The story feels honest and all of the characters in the book are relatable in a way that you probably knew someone, at some time in your life, that was like them. The book will make your heart swell, tears fall and your mind work. I absolutely adored this book and urge you to go out and read it.
Kudos to Sydney and I can’t wait to read any of her future work.
The Hate List by Jennifer Brown
The Hate list is more than just a book about a high school shooting – a la Columbine.
The story is told from Valerie’s point of view, who just happens to also be the girlfriend of the guy who shot up the school and then himself. This isn’t a story ABOUT the shooting, but about the aftermath of everyone who is left behind to pick up the pieces.

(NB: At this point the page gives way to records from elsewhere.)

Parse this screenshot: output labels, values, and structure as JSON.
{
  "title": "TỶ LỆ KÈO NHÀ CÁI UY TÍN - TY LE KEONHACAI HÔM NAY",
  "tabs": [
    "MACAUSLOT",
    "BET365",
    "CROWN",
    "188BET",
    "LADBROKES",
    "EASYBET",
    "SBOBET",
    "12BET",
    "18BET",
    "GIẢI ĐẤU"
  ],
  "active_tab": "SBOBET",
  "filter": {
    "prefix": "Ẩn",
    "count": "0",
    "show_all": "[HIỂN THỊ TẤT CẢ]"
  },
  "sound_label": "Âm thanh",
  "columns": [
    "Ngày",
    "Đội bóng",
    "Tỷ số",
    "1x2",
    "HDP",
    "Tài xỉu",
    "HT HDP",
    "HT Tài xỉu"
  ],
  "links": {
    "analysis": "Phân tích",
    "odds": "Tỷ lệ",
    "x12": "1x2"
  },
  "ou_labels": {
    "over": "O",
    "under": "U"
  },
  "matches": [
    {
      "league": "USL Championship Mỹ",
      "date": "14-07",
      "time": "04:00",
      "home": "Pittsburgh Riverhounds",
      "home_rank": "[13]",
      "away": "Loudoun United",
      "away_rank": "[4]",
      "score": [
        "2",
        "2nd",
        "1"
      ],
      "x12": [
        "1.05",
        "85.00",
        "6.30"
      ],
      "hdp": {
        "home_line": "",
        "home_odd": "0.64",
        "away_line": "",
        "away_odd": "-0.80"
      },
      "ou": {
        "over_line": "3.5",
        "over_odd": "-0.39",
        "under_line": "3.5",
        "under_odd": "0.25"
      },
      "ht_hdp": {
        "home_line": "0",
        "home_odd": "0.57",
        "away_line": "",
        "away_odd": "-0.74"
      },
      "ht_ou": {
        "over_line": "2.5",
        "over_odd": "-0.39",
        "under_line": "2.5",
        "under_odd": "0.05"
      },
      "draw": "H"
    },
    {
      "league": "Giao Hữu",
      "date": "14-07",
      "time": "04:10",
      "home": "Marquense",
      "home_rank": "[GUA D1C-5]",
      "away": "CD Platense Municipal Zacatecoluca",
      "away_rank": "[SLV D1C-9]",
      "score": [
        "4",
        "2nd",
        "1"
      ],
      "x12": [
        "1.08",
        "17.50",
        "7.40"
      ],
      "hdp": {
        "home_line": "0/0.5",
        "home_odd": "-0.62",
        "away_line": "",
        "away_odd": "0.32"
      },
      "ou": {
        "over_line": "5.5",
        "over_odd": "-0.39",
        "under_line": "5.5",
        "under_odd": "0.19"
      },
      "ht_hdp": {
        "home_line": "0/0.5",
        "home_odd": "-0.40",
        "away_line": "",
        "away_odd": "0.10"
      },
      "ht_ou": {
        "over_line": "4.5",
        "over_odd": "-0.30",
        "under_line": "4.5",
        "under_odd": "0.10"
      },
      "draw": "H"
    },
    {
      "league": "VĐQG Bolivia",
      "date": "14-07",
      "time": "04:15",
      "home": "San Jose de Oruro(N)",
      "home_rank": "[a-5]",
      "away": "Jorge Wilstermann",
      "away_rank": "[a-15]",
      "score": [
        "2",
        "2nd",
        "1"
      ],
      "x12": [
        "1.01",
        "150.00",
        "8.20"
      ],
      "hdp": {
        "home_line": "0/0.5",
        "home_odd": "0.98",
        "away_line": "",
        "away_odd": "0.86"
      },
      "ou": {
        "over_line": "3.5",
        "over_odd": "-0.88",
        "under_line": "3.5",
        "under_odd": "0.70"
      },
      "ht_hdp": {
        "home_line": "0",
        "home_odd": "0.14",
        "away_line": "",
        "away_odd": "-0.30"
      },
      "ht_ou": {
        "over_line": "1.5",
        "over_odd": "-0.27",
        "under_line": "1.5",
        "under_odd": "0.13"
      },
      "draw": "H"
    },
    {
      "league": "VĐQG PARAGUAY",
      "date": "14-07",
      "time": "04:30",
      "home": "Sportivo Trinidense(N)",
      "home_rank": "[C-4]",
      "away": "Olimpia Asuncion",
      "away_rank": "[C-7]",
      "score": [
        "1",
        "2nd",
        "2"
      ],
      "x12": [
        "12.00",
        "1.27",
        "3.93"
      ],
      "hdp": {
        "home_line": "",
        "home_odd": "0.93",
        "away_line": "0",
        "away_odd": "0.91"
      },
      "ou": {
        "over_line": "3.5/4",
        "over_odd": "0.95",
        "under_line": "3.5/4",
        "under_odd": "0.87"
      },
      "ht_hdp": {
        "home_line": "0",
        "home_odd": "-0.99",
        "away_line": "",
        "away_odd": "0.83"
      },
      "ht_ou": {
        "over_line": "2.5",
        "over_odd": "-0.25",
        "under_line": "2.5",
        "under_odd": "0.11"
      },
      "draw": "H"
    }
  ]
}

Valerie is such a complex character. As you read about her struggles with being the school outcast and being bullied by people who called her Sister Death before the shooting, and then the consequences she must deal with in the aftermath, you can relate to it all. Or perhaps that’s just me, who was also an outcast in high school, and while I never created a ‘hate list’ like Valerie and Nick did, I certainly understand why they did it. Valerie is seen by the town as not only an accomplice to the shooting, but also a victim and a hero. Her recovery, both emotional and physical are beautifully told.
The only real reason this didn’t get a five star rating from me is because at times the time jumps between past and current were confusing. I’m not sure if it was just the digital copy that was the problem with not having page breaks or any kind of notation that a shift in time was coming or what.
This book isn’t fluffy or sweet, but it is a compellingly tragic read that I really enjoyed.
Legacy of a Dreamer by Allie Jean
Genre: Paranormal Romance/ Angel
When I picked up this book, I wasn’t exactly sure what to expect. What I got was an interesting tale about Chantal, an 18 year old who’s just been turned out of the foster system. She’s been plagued by nightmares her whole life and it isn’t until she’s out on her own in New York that we figure out their meaning.
The story has a lot of action in it. It kept me on the edge of my seat wondering how they were going to get out of each new obstacle they faced. And when I say ‘they’ – I mean Chantal and Mathias. From the shadows, Mathias has been watching over Chantal her whole life. He’s swoony, I’m not going to lie. I can’t wait until the next book comes out so I can read more about their adventures.
The only reason I didn’t rate this book a 5 – was at times the epic battles got a little too epic for my taste. I became a little desensitized to it and it lost some of its impact. I found myself wanting to skim over some of these parts.
Overall, a fantastic read.
North of Beautiful by Justine Chen Headly
This story is about Terra, a teenager who was born with a port-wine stain on her cheek, marring her otherwise beautiful face. She’s tried laser surgery and covers it with make up to try and hide it as best she can. This story is about her journey towards finding herself beautiful just as she is.
The story weaves around her dysfunctional family and how she breaks apart from the chains that her father has shackled her with.
I honestly loved this story. It’s a bit slow and hard to read at the beginning because of how verbally abusive her father is to Terra and the rest of her family, but about a third of the way in, things really move and the story entrances you. Her journey doesn’t feel forced or abrupt.
My only complaint was the end left me with wanting more. Not that the end was bad, but I really felt invested in these characters and was sad when it was over and wished to see further into their future.